**Activity**
Below are records to give again exactly; omit each image they contain.

**Input records**

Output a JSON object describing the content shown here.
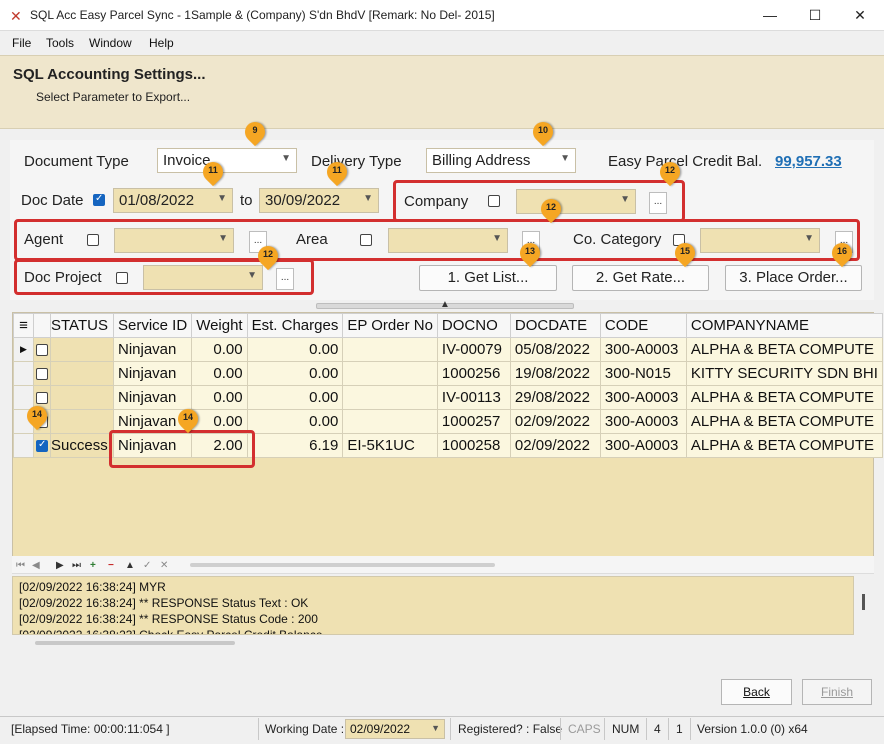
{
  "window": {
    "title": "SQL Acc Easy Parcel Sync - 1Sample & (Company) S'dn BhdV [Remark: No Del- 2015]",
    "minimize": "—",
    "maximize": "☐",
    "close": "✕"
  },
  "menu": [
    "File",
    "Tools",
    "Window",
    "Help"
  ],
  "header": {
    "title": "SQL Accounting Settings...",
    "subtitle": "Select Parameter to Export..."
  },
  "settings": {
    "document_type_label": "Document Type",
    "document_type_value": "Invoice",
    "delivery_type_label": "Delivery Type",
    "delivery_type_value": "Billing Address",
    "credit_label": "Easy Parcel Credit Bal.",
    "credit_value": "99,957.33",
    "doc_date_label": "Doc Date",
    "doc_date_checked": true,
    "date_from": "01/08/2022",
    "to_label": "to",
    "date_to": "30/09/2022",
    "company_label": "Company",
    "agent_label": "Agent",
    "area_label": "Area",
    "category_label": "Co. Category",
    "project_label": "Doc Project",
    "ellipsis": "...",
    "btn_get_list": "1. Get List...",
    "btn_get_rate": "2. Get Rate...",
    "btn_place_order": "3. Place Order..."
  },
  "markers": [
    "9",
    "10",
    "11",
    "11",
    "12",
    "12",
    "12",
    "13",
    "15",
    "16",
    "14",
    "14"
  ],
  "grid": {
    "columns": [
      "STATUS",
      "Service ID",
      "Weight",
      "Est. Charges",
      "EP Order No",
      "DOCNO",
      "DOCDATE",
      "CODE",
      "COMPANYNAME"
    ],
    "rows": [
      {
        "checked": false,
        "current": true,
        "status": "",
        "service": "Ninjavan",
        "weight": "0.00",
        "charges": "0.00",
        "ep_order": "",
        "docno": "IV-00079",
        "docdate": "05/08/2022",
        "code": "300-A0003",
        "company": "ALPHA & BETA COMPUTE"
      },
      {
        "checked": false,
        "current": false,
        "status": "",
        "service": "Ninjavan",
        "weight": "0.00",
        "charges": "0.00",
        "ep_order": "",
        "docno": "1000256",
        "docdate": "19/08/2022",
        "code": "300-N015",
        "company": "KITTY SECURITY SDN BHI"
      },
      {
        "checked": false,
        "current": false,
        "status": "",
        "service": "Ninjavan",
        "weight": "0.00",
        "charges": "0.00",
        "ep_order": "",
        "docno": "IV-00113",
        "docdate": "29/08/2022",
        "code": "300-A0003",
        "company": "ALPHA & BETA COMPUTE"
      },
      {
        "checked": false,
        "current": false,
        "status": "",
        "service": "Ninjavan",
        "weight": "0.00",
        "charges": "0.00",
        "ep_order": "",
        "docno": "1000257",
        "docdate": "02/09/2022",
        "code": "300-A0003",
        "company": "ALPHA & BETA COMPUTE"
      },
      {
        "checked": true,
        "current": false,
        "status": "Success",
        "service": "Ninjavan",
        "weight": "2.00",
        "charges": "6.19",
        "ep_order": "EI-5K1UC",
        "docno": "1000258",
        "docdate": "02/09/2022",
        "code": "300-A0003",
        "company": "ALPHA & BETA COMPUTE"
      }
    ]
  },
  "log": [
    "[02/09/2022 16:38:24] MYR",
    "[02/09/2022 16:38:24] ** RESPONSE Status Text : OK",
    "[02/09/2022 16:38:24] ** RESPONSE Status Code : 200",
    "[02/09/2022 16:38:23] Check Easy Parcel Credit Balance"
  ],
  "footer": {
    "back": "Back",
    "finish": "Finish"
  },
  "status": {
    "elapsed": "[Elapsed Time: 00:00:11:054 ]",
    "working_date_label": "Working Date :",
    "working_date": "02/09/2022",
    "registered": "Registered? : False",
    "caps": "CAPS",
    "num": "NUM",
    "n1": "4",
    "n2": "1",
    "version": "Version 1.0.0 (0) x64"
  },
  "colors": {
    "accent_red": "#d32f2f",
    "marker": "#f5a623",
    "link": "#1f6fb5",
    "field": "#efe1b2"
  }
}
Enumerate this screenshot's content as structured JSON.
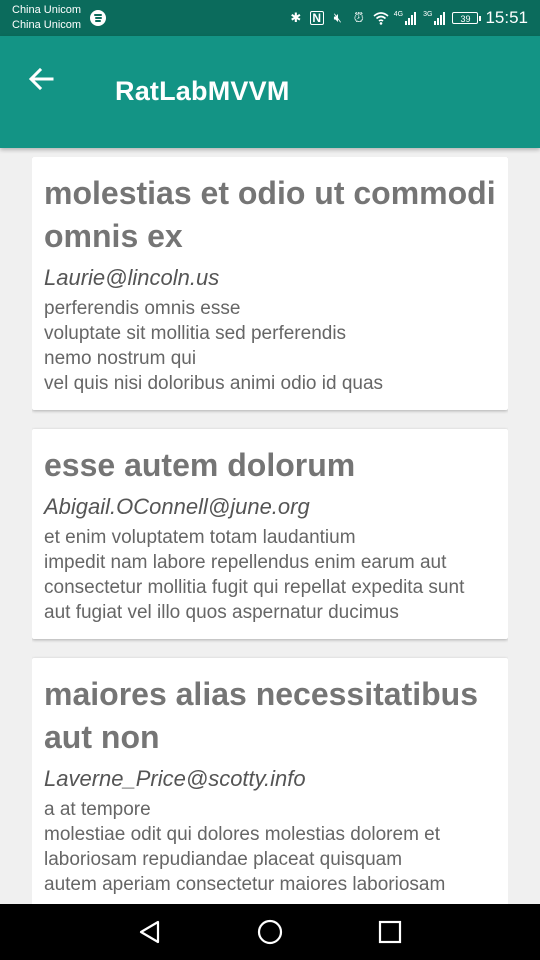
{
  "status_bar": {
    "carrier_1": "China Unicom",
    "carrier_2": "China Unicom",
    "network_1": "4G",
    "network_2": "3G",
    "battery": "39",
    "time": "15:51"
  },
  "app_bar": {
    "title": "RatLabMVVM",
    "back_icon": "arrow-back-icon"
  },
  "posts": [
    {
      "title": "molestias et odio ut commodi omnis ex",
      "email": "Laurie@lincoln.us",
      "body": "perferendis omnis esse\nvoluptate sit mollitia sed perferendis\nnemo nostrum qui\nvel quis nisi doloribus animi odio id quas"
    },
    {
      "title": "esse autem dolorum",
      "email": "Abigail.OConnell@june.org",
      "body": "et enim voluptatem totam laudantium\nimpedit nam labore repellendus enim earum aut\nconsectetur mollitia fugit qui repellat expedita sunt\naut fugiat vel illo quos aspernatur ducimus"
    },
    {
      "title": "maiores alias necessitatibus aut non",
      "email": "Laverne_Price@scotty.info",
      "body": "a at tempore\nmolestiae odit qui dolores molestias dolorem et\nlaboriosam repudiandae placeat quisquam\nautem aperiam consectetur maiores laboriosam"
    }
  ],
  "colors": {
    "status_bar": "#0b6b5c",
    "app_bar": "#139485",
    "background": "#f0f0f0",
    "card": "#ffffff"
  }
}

**Answer below**
Output a JSON object describing the content shown here.
{
  "window": {
    "title": "SQL Acc Easy Parcel Sync - 1Sample & (Company) S'dn BhdV [Remark: No Del- 2015]",
    "minimize": "—",
    "maximize": "☐",
    "close": "✕"
  },
  "menu": [
    "File",
    "Tools",
    "Window",
    "Help"
  ],
  "header": {
    "title": "SQL Accounting Settings...",
    "subtitle": "Select Parameter to Export..."
  },
  "settings": {
    "document_type_label": "Document Type",
    "document_type_value": "Invoice",
    "delivery_type_label": "Delivery Type",
    "delivery_type_value": "Billing Address",
    "credit_label": "Easy Parcel Credit Bal.",
    "credit_value": "99,957.33",
    "doc_date_label": "Doc Date",
    "doc_date_checked": true,
    "date_from": "01/08/2022",
    "to_label": "to",
    "date_to": "30/09/2022",
    "company_label": "Company",
    "agent_label": "Agent",
    "area_label": "Area",
    "category_label": "Co. Category",
    "project_label": "Doc Project",
    "ellipsis": "...",
    "btn_get_list": "1. Get List...",
    "btn_get_rate": "2. Get Rate...",
    "btn_place_order": "3. Place Order..."
  },
  "markers": [
    "9",
    "10",
    "11",
    "11",
    "12",
    "12",
    "12",
    "13",
    "15",
    "16",
    "14",
    "14"
  ],
  "grid": {
    "columns": [
      "STATUS",
      "Service ID",
      "Weight",
      "Est. Charges",
      "EP Order No",
      "DOCNO",
      "DOCDATE",
      "CODE",
      "COMPANYNAME"
    ],
    "rows": [
      {
        "checked": false,
        "current": true,
        "status": "",
        "service": "Ninjavan",
        "weight": "0.00",
        "charges": "0.00",
        "ep_order": "",
        "docno": "IV-00079",
        "docdate": "05/08/2022",
        "code": "300-A0003",
        "company": "ALPHA & BETA COMPUTE"
      },
      {
        "checked": false,
        "current": false,
        "status": "",
        "service": "Ninjavan",
        "weight": "0.00",
        "charges": "0.00",
        "ep_order": "",
        "docno": "1000256",
        "docdate": "19/08/2022",
        "code": "300-N015",
        "company": "KITTY SECURITY SDN BHI"
      },
      {
        "checked": false,
        "current": false,
        "status": "",
        "service": "Ninjavan",
        "weight": "0.00",
        "charges": "0.00",
        "ep_order": "",
        "docno": "IV-00113",
        "docdate": "29/08/2022",
        "code": "300-A0003",
        "company": "ALPHA & BETA COMPUTE"
      },
      {
        "checked": false,
        "current": false,
        "status": "",
        "service": "Ninjavan",
        "weight": "0.00",
        "charges": "0.00",
        "ep_order": "",
        "docno": "1000257",
        "docdate": "02/09/2022",
        "code": "300-A0003",
        "company": "ALPHA & BETA COMPUTE"
      },
      {
        "checked": true,
        "current": false,
        "status": "Success",
        "service": "Ninjavan",
        "weight": "2.00",
        "charges": "6.19",
        "ep_order": "EI-5K1UC",
        "docno": "1000258",
        "docdate": "02/09/2022",
        "code": "300-A0003",
        "company": "ALPHA & BETA COMPUTE"
      }
    ]
  },
  "log": [
    "[02/09/2022 16:38:24] MYR",
    "[02/09/2022 16:38:24] ** RESPONSE Status Text : OK",
    "[02/09/2022 16:38:24] ** RESPONSE Status Code : 200",
    "[02/09/2022 16:38:23] Check Easy Parcel Credit Balance"
  ],
  "footer": {
    "back": "Back",
    "finish": "Finish"
  },
  "status": {
    "elapsed": "[Elapsed Time: 00:00:11:054 ]",
    "working_date_label": "Working Date :",
    "working_date": "02/09/2022",
    "registered": "Registered? : False",
    "caps": "CAPS",
    "num": "NUM",
    "n1": "4",
    "n2": "1",
    "version": "Version 1.0.0 (0) x64"
  },
  "colors": {
    "accent_red": "#d32f2f",
    "marker": "#f5a623",
    "link": "#1f6fb5",
    "field": "#efe1b2"
  }
}
Enumerate this screenshot's content as structured JSON.
{
  "status_bar": {
    "carrier_1": "China Unicom",
    "carrier_2": "China Unicom",
    "network_1": "4G",
    "network_2": "3G",
    "battery": "39",
    "time": "15:51"
  },
  "app_bar": {
    "title": "RatLabMVVM",
    "back_icon": "arrow-back-icon"
  },
  "posts": [
    {
      "title": "molestias et odio ut commodi omnis ex",
      "email": "Laurie@lincoln.us",
      "body": "perferendis omnis esse\nvoluptate sit mollitia sed perferendis\nnemo nostrum qui\nvel quis nisi doloribus animi odio id quas"
    },
    {
      "title": "esse autem dolorum",
      "email": "Abigail.OConnell@june.org",
      "body": "et enim voluptatem totam laudantium\nimpedit nam labore repellendus enim earum aut\nconsectetur mollitia fugit qui repellat expedita sunt\naut fugiat vel illo quos aspernatur ducimus"
    },
    {
      "title": "maiores alias necessitatibus aut non",
      "email": "Laverne_Price@scotty.info",
      "body": "a at tempore\nmolestiae odit qui dolores molestias dolorem et\nlaboriosam repudiandae placeat quisquam\nautem aperiam consectetur maiores laboriosam"
    }
  ],
  "colors": {
    "status_bar": "#0b6b5c",
    "app_bar": "#139485",
    "background": "#f0f0f0",
    "card": "#ffffff"
  }
}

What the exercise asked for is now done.